If the soft-scented Mediterranean bay leaf is the nice boy next door, then assertive California bay, Umbellularia californica, is the dangerous guy in the leather jacket. The leaf packs such an aromatic punch—think allspice, cinnamon, menthol—that just walking by a tree will turn your head. Keep reading »
When cold weather calls for a chill-chasing dinner, wrap your hands around a steaming bowl of one of our warming seafood soups and stews. From creamy New England Seafood Chowder to lemongrass-scented Hot and Sour Shrimp Soup to hearty Brazilian Fish Stew, here are our best recipes from around the globe. See the recipes in the gallery »

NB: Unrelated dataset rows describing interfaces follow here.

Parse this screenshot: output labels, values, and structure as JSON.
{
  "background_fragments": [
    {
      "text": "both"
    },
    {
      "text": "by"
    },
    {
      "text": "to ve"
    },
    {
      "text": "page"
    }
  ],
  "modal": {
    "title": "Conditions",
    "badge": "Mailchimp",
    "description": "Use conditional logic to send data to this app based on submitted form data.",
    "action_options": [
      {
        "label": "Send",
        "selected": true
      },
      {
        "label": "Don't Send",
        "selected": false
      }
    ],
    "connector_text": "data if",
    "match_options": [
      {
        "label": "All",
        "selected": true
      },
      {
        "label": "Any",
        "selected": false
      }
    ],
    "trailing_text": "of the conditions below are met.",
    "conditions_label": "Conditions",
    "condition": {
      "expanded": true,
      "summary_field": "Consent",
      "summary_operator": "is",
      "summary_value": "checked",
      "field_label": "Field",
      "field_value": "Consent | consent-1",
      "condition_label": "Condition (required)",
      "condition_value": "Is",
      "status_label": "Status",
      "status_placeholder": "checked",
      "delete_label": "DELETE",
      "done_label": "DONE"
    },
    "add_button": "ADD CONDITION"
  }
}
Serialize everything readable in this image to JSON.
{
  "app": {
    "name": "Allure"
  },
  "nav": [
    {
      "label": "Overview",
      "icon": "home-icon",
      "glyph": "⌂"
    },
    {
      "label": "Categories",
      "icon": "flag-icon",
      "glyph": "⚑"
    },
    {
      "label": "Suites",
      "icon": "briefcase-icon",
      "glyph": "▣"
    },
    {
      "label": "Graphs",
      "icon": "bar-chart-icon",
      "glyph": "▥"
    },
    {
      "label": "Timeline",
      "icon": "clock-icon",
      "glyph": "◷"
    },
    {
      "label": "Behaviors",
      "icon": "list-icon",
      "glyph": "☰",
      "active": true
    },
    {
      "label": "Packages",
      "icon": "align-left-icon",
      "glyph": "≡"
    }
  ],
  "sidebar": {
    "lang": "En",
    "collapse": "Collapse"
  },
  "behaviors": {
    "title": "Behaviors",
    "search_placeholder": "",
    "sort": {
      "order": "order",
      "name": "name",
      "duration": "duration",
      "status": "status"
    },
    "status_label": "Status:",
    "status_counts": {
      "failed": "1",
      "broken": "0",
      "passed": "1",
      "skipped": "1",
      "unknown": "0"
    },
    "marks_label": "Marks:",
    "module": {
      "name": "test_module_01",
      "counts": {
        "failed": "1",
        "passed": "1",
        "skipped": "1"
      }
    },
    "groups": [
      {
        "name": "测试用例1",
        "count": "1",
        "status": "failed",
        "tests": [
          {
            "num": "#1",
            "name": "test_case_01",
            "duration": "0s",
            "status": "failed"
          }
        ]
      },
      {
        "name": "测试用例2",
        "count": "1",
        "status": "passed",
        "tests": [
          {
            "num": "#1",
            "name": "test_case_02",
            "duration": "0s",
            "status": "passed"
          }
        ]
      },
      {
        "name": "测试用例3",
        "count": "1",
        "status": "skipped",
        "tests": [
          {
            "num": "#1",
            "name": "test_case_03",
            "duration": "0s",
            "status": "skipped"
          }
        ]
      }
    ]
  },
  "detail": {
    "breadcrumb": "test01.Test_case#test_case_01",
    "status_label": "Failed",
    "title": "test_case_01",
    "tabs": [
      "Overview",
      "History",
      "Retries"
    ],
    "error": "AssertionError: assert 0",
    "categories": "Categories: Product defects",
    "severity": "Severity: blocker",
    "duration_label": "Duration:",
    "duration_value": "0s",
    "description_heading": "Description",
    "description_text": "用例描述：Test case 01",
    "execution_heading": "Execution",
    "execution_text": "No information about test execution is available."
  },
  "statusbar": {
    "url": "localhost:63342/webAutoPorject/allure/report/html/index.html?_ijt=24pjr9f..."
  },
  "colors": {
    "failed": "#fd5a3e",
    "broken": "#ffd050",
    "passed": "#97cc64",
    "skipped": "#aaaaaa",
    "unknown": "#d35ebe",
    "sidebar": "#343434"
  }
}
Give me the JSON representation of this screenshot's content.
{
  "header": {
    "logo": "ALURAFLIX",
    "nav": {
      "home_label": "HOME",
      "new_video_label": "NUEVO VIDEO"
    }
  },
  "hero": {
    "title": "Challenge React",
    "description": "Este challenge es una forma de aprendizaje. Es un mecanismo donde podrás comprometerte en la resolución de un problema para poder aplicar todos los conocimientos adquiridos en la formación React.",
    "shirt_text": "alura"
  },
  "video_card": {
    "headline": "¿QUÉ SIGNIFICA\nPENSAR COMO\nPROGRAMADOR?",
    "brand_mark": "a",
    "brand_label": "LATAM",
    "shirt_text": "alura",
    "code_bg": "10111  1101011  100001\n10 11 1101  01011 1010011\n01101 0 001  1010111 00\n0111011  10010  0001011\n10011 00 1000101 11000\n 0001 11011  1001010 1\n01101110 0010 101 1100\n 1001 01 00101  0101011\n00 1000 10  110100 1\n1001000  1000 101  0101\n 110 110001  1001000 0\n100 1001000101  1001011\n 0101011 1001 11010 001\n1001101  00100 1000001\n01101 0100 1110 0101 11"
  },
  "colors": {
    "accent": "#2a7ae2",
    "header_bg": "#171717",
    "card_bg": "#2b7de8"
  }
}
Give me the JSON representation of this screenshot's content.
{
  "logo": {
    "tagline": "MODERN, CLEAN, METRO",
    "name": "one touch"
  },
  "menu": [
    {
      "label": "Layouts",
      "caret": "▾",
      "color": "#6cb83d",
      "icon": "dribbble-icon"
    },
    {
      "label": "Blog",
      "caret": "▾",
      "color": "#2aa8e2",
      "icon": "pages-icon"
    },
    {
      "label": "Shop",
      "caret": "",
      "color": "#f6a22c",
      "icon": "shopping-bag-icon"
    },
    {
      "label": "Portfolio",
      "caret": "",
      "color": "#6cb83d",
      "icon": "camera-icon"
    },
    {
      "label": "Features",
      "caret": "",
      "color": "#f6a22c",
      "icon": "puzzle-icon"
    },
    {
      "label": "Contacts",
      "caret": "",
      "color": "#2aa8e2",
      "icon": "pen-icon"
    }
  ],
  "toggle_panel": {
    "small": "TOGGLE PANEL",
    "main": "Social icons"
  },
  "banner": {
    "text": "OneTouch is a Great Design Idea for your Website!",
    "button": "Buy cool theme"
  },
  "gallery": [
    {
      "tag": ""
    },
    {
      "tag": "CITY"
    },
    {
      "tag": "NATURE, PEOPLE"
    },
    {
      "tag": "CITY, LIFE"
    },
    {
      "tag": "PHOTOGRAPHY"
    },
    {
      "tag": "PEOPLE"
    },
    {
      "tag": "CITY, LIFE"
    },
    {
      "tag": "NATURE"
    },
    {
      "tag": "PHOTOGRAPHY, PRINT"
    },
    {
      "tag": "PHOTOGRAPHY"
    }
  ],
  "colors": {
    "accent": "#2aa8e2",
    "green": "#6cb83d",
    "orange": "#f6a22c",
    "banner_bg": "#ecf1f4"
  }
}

This past autumn, my husband and I went mushroom hunting in the woods in Nyack, New York, about 30 miles north of our Brooklyn home. Being utter novices—the wildest place I had foraged for mushrooms previously was the produce section of Whole Foods—I didn't trust our ability to safely harvest edible species. So we invited Paul Sadowski, secretary of the New York Mycological Society, to guide us. Paul (who got turned onto mushrooming two decades ago by his former employer, the late composer and mycophile John Cage) was a more than reliable leader, and we rode home giddy with our day's haul of oyster and brick top mushrooms. Keep reading »